To do:
Every line of the data below must be output exactly, with images left out.

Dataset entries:
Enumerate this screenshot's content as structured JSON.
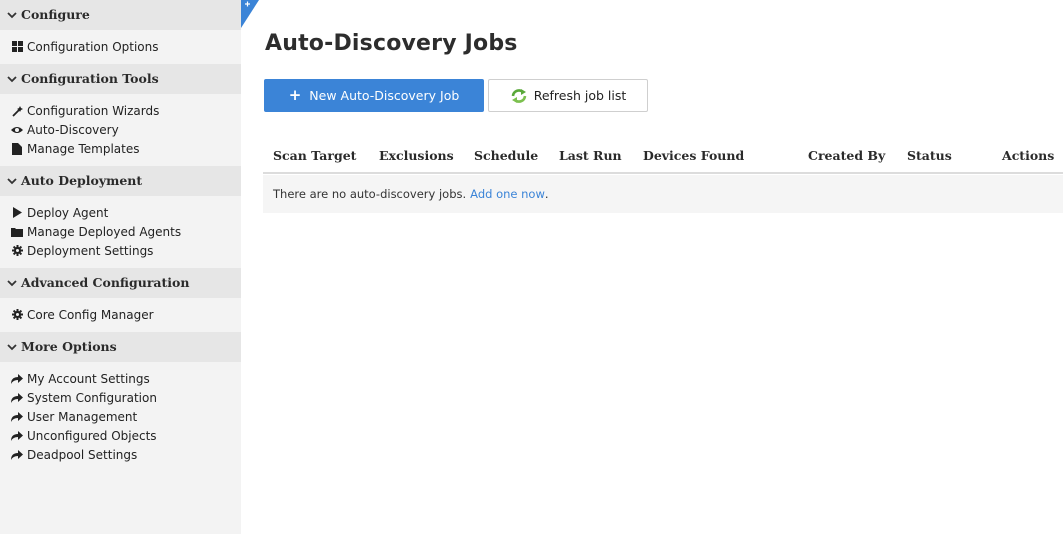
{
  "sidebar": {
    "sections": [
      {
        "title": "Configure",
        "items": [
          {
            "label": "Configuration Options",
            "icon": "grid-icon"
          }
        ]
      },
      {
        "title": "Configuration Tools",
        "items": [
          {
            "label": "Configuration Wizards",
            "icon": "magic-wand-icon"
          },
          {
            "label": "Auto-Discovery",
            "icon": "eye-icon"
          },
          {
            "label": "Manage Templates",
            "icon": "file-icon"
          }
        ]
      },
      {
        "title": "Auto Deployment",
        "items": [
          {
            "label": "Deploy Agent",
            "icon": "play-icon"
          },
          {
            "label": "Manage Deployed Agents",
            "icon": "folder-icon"
          },
          {
            "label": "Deployment Settings",
            "icon": "gear-icon"
          }
        ]
      },
      {
        "title": "Advanced Configuration",
        "items": [
          {
            "label": "Core Config Manager",
            "icon": "gear-icon"
          }
        ]
      },
      {
        "title": "More Options",
        "items": [
          {
            "label": "My Account Settings",
            "icon": "share-arrow-icon"
          },
          {
            "label": "System Configuration",
            "icon": "share-arrow-icon"
          },
          {
            "label": "User Management",
            "icon": "share-arrow-icon"
          },
          {
            "label": "Unconfigured Objects",
            "icon": "share-arrow-icon"
          },
          {
            "label": "Deadpool Settings",
            "icon": "share-arrow-icon"
          }
        ]
      }
    ]
  },
  "main": {
    "title": "Auto-Discovery Jobs",
    "new_button_label": "New Auto-Discovery Job",
    "refresh_button_label": "Refresh job list",
    "table": {
      "columns": [
        "Scan Target",
        "Exclusions",
        "Schedule",
        "Last Run",
        "Devices Found",
        "Created By",
        "Status",
        "Actions"
      ],
      "empty_text": "There are no auto-discovery jobs.",
      "empty_link": "Add one now",
      "empty_suffix": "."
    }
  },
  "colors": {
    "accent": "#3b84d7",
    "sidebar_bg": "#f3f3f3",
    "section_header_bg": "#e6e6e6",
    "empty_row_bg": "#f5f5f5"
  }
}
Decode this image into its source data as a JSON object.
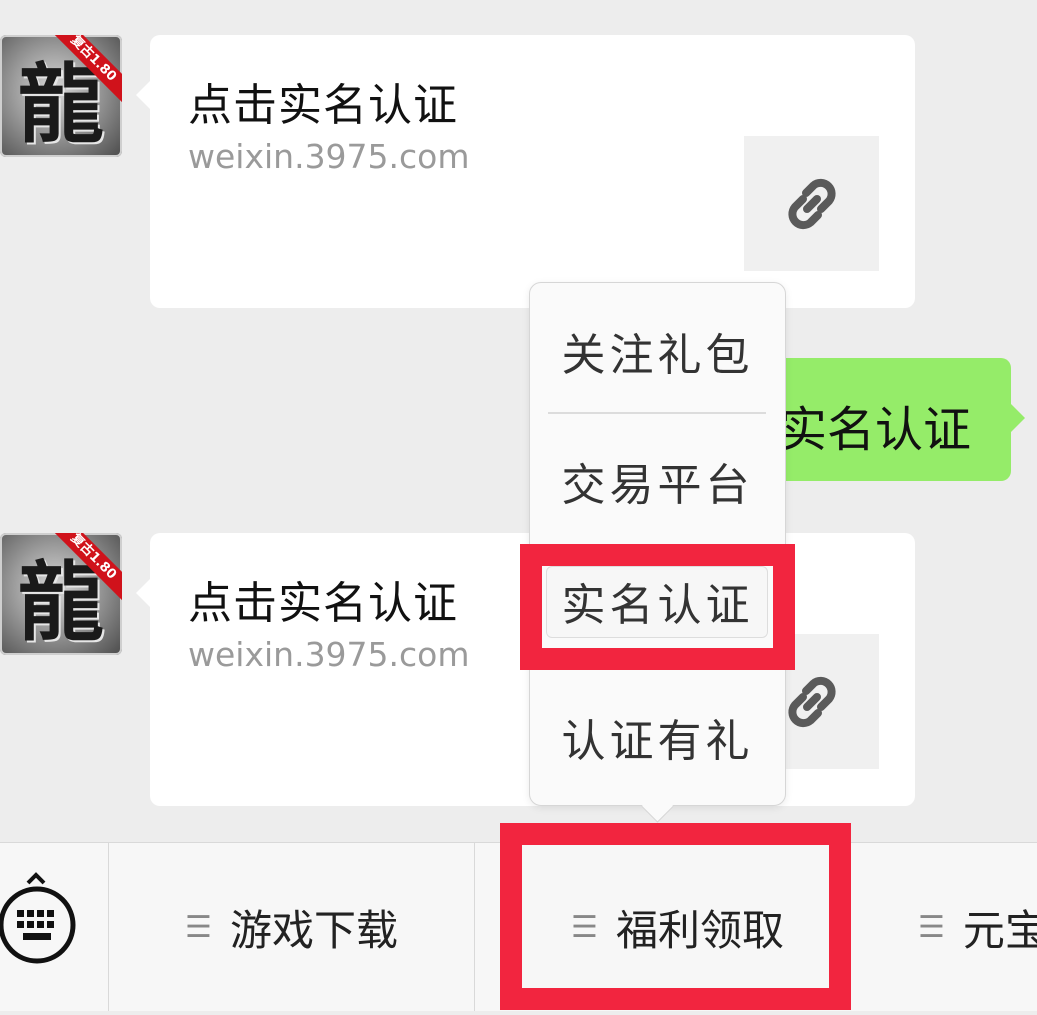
{
  "messages": [
    {
      "type": "link-card",
      "avatar": {
        "glyph": "龍",
        "ribbon": "复古1.80"
      },
      "title": "点击实名认证",
      "url": "weixin.3975.com",
      "icon": "link-icon"
    },
    {
      "type": "text",
      "sender": "self",
      "text": "实名认证"
    },
    {
      "type": "link-card",
      "avatar": {
        "glyph": "龍",
        "ribbon": "复古1.80"
      },
      "title": "点击实名认证",
      "url": "weixin.3975.com",
      "icon": "link-icon"
    }
  ],
  "submenu": {
    "items": [
      "关注礼包",
      "交易平台",
      "实名认证",
      "认证有礼"
    ],
    "highlighted": "实名认证"
  },
  "bottom_menu": {
    "keyboard_icon": "keyboard-icon",
    "items": [
      "游戏下载",
      "福利领取",
      "元宝"
    ],
    "active": "福利领取"
  },
  "colors": {
    "chat_background": "#ededed",
    "bubble_self": "#95ec69",
    "annotation_red": "#f2253f"
  }
}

Exercise answer:
Enumerate this screenshot's content as structured JSON.
{
  "sidebar": {
    "sections": [
      {
        "title": "Configure",
        "items": [
          {
            "label": "Configuration Options",
            "icon": "grid-icon"
          }
        ]
      },
      {
        "title": "Configuration Tools",
        "items": [
          {
            "label": "Configuration Wizards",
            "icon": "magic-wand-icon"
          },
          {
            "label": "Auto-Discovery",
            "icon": "eye-icon"
          },
          {
            "label": "Manage Templates",
            "icon": "file-icon"
          }
        ]
      },
      {
        "title": "Auto Deployment",
        "items": [
          {
            "label": "Deploy Agent",
            "icon": "play-icon"
          },
          {
            "label": "Manage Deployed Agents",
            "icon": "folder-icon"
          },
          {
            "label": "Deployment Settings",
            "icon": "gear-icon"
          }
        ]
      },
      {
        "title": "Advanced Configuration",
        "items": [
          {
            "label": "Core Config Manager",
            "icon": "gear-icon"
          }
        ]
      },
      {
        "title": "More Options",
        "items": [
          {
            "label": "My Account Settings",
            "icon": "share-arrow-icon"
          },
          {
            "label": "System Configuration",
            "icon": "share-arrow-icon"
          },
          {
            "label": "User Management",
            "icon": "share-arrow-icon"
          },
          {
            "label": "Unconfigured Objects",
            "icon": "share-arrow-icon"
          },
          {
            "label": "Deadpool Settings",
            "icon": "share-arrow-icon"
          }
        ]
      }
    ]
  },
  "main": {
    "title": "Auto-Discovery Jobs",
    "new_button_label": "New Auto-Discovery Job",
    "refresh_button_label": "Refresh job list",
    "table": {
      "columns": [
        "Scan Target",
        "Exclusions",
        "Schedule",
        "Last Run",
        "Devices Found",
        "Created By",
        "Status",
        "Actions"
      ],
      "empty_text": "There are no auto-discovery jobs.",
      "empty_link": "Add one now",
      "empty_suffix": "."
    }
  },
  "colors": {
    "accent": "#3b84d7",
    "sidebar_bg": "#f3f3f3",
    "section_header_bg": "#e6e6e6",
    "empty_row_bg": "#f5f5f5"
  }
}
Decode this image into its source data as a JSON object.
{
  "messages": [
    {
      "type": "link-card",
      "avatar": {
        "glyph": "龍",
        "ribbon": "复古1.80"
      },
      "title": "点击实名认证",
      "url": "weixin.3975.com",
      "icon": "link-icon"
    },
    {
      "type": "text",
      "sender": "self",
      "text": "实名认证"
    },
    {
      "type": "link-card",
      "avatar": {
        "glyph": "龍",
        "ribbon": "复古1.80"
      },
      "title": "点击实名认证",
      "url": "weixin.3975.com",
      "icon": "link-icon"
    }
  ],
  "submenu": {
    "items": [
      "关注礼包",
      "交易平台",
      "实名认证",
      "认证有礼"
    ],
    "highlighted": "实名认证"
  },
  "bottom_menu": {
    "keyboard_icon": "keyboard-icon",
    "items": [
      "游戏下载",
      "福利领取",
      "元宝"
    ],
    "active": "福利领取"
  },
  "colors": {
    "chat_background": "#ededed",
    "bubble_self": "#95ec69",
    "annotation_red": "#f2253f"
  }
}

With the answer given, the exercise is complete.